8. Has anything you’ve written later resulted in a published editor’s note or retraction for deliberate falsehood or plagiarism or become the subject of a lawsuit involving allegations of deliberate falsehood? (If yes, please include details about the publication and your role in the article or story. If a lawsuit, please describe the disposition of the case.)

What else? This isn’t as simple as filling out a one-size-fits-all-beats list once. I believe that if journalists have something to disclose about their views or involvement in a story that a reader should properly know to judge that story, they should be updating on online disclosures page accordingly. We don’t need to litter stories in sparse print and airtime with every such disclosure; it could reach an absurd though amusing extreme (“The lawyer for the accused once bought me a beer”… “I own two shares of Microsoft stock”…). But we should not shy away from such disclosure when it is relevant.

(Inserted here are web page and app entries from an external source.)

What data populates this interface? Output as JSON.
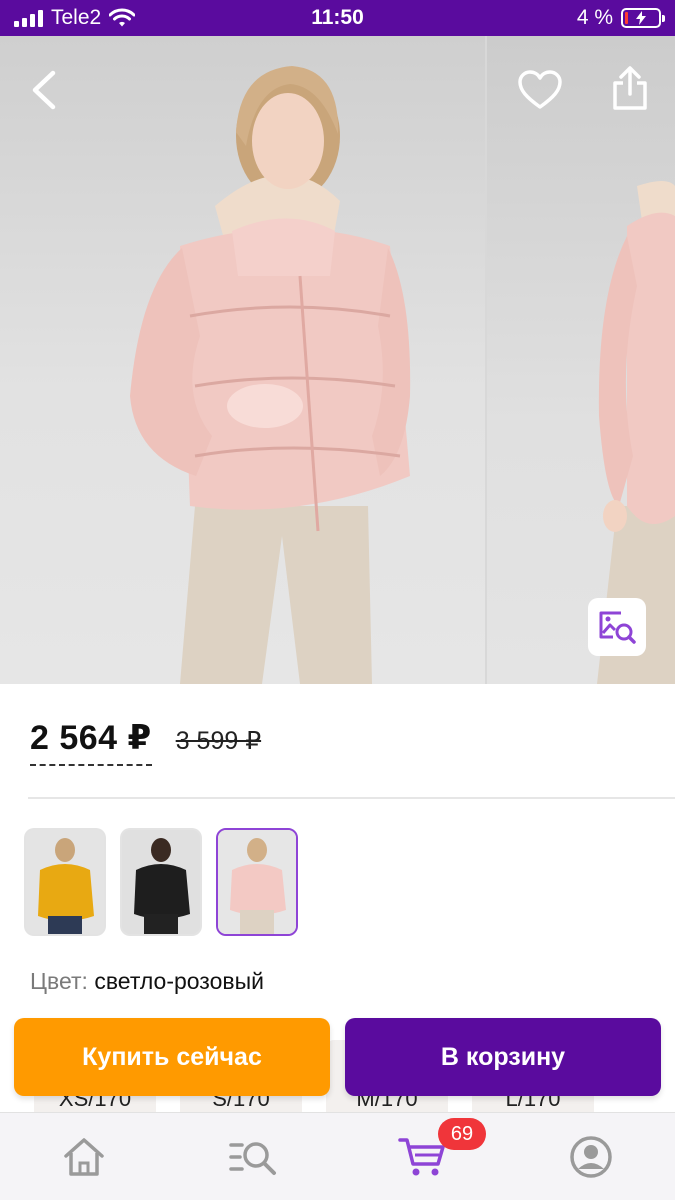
{
  "status_bar": {
    "carrier": "Tele2",
    "time": "11:50",
    "battery_percent_label": "4 %",
    "battery_level": 0.04,
    "icons": [
      "signal-icon",
      "wifi-icon",
      "battery-charging-icon"
    ]
  },
  "gallery": {
    "icons": [
      "back-arrow-icon",
      "heart-icon",
      "share-icon",
      "image-search-icon"
    ],
    "current_photo": "light-pink puffer jacket"
  },
  "product": {
    "price": "2 564 ₽",
    "old_price": "3 599 ₽"
  },
  "variants": [
    {
      "color": "#e8a912",
      "selected": false
    },
    {
      "color": "#1e1e1e",
      "selected": false
    },
    {
      "color": "#f3c9c4",
      "selected": true
    }
  ],
  "color_info": {
    "label": "Цвет:",
    "value": "светло-розовый"
  },
  "sizes": [
    {
      "label": "XS/170"
    },
    {
      "label": "S/170"
    },
    {
      "label": "M/170"
    },
    {
      "label": "L/170"
    }
  ],
  "actions": {
    "buy_now": "Купить сейчас",
    "add_to_cart": "В корзину"
  },
  "tabbar": {
    "icons": [
      "home-icon",
      "catalog-search-icon",
      "cart-icon",
      "profile-icon"
    ],
    "cart_badge": "69"
  },
  "colors": {
    "accent_purple": "#5a0b9e",
    "buy_orange": "#ff9a00",
    "badge_red": "#f0353a",
    "selected_border": "#8e44d6"
  }
}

Yesterday, I was on NPR’s Talk of the Nation with Jeffrey Dvorkin, the network’s ombudsman, and Brent Cunningham, managing editor of the Columbia Journalism Review, talking about just this. The host, Michelle Martin, wasn’t grasping the nuances of this discussion. For what came out is that Dvorkin, Cunningham, and I agree broadly (I hope I don’t mischaracterize their views) that objectivity, as upheld in j-schools of yore, is a false god; that honest, fair, and complete reporting in spite of any personal perspectives, prejudices, or assumptions is the right standard; and that relevant disclosure is good. Where we disagree about is how far that should go, and I wish we’d explored that more. So explore it here: How much disclosure is necessary and relevant?

Keep in mind that this does not mean that you’re disclosing deep, dark, family secrets about every story or laying your whole life bare. That’s not the point. This isn’t an exercise in Maoist self-criticism or columnist exhibitionism. This is about telling the people you’re talking with what they should know to understand your own perspective and what you bring to the story: “I’m writing about jazz but I prefer rock.” … or, “I’m covering a smoking ban and I used to smoke.” … or, yes, “I’m covering the Democrats and I am a Democrat.” It should not mean either that you should not cover a story because you have a relevant perspective or that you must because you do. This cuts both ways. The example I gave in yesterday’s discussion on NPR is that editors frequently assign African-American reporters to stories in the African-American community. That could be argued two ways: It’s stereotyping the reporters, or it’s assigning people who will understand those stories better. This doesn’t mean that they should or should not be assigned because of their background, but their background is relevant. The same goes for other stories where the background is not so transparent.

So if you join in and answer these disclosure questions, please tag it “disclosures.” And if you have any more questions you’d like to see journalists and bloggers answer, please add them to the comments.

: LATER: Vaughn Ververs answers the questions at Public Eye.